= Your assignment =
Every line below that contains the word "Purchase" must be copied.

= Extracted records =

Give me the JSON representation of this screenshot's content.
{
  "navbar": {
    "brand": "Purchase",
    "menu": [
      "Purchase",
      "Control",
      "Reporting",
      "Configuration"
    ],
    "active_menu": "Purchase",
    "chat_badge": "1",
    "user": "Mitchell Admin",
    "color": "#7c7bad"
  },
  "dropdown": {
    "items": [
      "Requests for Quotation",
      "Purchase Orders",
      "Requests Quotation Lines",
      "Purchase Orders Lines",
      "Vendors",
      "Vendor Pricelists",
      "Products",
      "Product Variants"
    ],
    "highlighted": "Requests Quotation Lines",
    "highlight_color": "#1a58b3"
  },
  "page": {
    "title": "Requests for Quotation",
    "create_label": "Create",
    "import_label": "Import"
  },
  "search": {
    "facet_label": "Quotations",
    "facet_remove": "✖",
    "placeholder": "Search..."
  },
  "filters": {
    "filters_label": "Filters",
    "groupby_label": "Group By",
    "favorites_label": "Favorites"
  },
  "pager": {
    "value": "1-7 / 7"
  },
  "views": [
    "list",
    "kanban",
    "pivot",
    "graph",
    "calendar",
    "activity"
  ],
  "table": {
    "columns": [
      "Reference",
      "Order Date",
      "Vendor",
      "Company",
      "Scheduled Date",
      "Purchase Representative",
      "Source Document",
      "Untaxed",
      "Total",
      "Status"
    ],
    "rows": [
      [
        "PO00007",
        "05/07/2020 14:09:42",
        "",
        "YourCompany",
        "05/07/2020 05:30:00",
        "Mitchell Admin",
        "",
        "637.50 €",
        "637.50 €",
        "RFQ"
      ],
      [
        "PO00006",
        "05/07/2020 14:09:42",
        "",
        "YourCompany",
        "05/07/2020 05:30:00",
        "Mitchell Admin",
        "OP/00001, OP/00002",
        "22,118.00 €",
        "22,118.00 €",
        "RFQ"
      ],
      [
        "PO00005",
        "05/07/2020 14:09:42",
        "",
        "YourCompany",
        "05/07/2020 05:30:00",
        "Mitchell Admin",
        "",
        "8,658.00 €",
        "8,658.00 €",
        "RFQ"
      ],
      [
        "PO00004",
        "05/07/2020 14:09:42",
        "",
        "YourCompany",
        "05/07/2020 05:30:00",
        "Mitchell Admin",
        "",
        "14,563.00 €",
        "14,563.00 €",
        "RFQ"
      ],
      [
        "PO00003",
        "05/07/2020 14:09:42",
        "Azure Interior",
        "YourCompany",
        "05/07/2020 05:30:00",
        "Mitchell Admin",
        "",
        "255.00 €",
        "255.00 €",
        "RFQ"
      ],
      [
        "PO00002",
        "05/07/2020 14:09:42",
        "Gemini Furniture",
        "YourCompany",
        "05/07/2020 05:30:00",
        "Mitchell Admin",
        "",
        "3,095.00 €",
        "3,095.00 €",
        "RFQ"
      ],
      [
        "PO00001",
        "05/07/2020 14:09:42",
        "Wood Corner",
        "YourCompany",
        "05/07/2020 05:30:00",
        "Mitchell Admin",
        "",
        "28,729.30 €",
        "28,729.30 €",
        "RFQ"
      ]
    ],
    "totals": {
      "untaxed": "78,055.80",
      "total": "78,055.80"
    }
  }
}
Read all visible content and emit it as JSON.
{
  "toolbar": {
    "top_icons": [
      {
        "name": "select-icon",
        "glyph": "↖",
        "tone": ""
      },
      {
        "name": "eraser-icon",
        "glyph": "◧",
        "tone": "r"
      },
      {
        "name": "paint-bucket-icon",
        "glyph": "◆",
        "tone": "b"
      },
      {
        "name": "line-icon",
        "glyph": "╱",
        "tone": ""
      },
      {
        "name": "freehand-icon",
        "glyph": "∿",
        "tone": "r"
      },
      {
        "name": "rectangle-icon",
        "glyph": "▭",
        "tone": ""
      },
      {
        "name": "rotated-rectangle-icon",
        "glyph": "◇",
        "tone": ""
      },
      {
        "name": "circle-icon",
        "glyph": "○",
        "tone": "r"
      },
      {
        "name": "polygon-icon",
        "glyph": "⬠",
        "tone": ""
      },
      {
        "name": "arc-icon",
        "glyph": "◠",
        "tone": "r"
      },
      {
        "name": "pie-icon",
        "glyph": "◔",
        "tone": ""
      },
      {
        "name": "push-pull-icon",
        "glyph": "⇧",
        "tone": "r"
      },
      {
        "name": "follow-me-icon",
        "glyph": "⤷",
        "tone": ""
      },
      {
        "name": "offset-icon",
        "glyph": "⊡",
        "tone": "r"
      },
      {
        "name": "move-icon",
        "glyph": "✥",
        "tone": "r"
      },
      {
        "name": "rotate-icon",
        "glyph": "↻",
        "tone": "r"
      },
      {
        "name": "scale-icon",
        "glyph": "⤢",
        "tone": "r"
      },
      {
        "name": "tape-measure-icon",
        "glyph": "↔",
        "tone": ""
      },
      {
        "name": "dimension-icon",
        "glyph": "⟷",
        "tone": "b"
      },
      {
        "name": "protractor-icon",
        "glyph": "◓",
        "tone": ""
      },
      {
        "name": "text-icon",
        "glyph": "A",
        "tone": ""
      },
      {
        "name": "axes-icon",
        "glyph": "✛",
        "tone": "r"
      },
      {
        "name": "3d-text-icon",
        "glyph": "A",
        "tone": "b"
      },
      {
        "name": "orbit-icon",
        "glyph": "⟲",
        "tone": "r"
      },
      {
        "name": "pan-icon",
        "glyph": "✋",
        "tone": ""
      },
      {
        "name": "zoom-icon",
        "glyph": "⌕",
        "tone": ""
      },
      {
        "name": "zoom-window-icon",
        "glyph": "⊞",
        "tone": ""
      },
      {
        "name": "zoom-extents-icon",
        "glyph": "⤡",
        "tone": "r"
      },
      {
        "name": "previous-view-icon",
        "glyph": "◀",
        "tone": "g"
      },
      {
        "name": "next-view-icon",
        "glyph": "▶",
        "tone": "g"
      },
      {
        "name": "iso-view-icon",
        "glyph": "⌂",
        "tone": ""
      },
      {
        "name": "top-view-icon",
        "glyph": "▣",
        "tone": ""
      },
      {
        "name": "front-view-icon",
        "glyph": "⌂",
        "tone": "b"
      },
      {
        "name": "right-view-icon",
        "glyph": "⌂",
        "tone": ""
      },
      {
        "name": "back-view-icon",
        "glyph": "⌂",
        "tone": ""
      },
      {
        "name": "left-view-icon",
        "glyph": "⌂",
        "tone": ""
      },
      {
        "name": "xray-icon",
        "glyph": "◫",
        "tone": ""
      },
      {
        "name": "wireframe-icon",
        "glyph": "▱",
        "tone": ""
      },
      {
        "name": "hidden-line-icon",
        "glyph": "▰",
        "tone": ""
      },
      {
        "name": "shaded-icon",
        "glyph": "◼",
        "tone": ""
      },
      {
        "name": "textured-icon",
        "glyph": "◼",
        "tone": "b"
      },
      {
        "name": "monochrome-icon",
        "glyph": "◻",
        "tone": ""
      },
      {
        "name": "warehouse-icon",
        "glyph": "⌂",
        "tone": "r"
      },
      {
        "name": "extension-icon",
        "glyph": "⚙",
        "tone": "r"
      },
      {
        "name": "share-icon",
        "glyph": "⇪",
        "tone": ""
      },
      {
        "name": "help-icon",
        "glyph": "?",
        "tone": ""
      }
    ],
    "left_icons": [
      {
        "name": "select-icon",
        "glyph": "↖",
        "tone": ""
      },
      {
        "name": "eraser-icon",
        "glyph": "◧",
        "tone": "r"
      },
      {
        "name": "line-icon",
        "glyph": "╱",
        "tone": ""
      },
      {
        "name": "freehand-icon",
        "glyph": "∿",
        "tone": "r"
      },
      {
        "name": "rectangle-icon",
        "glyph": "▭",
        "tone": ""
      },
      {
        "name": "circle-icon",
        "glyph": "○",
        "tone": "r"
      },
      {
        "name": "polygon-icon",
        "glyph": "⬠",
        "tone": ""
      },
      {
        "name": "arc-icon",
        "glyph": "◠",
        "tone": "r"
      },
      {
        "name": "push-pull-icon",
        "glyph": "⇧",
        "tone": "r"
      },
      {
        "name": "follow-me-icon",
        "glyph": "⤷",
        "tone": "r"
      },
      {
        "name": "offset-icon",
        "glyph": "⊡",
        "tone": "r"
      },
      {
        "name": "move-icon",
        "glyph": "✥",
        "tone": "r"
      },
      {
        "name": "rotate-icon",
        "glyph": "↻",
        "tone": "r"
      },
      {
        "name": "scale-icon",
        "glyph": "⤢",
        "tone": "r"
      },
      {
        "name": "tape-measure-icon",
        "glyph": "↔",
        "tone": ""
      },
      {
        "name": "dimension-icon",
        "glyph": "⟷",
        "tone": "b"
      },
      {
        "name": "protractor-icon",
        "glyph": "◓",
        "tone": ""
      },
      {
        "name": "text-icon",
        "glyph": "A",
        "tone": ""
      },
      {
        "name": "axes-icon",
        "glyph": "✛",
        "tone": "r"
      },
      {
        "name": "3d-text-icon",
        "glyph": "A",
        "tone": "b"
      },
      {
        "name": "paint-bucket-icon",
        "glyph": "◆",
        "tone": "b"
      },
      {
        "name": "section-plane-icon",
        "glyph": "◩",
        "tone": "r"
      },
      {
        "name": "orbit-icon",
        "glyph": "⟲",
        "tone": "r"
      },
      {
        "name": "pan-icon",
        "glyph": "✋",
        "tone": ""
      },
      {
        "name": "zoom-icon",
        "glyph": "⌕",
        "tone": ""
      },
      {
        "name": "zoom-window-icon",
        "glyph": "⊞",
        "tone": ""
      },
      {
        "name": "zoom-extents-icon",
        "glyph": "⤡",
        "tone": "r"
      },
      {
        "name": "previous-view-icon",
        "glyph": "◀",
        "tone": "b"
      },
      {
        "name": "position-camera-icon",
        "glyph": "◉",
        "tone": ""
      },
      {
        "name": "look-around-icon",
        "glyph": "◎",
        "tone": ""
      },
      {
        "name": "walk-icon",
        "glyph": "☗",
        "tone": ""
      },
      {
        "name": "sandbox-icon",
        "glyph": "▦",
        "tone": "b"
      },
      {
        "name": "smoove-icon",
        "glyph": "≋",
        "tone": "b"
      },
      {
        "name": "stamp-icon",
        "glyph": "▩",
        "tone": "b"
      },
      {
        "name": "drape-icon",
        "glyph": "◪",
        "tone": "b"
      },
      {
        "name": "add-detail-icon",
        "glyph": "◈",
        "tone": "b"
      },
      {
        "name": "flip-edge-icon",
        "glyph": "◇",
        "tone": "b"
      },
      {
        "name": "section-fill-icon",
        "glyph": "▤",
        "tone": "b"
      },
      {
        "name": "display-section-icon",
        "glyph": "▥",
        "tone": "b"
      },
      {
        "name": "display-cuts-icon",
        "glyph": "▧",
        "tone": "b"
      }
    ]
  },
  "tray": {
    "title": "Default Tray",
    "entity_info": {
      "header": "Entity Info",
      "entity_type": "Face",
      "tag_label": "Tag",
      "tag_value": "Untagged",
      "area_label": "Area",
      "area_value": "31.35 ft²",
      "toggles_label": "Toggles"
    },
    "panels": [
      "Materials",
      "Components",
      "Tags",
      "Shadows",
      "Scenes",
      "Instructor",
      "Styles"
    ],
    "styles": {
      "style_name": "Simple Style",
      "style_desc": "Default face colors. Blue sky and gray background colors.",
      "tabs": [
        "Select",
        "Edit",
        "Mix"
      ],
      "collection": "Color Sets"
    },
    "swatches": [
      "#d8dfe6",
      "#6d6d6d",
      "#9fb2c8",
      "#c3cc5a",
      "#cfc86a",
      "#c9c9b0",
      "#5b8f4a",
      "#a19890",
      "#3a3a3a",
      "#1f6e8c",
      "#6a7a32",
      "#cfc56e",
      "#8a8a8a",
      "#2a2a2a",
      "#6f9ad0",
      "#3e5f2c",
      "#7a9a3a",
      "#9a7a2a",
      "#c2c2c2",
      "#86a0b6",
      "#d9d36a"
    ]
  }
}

= Response below =
    "brand": "Purchase",
      "Purchase",
    "active_menu": "Purchase",
      "Purchase Orders",
      "Purchase Orders Lines",
      "Purchase Representative",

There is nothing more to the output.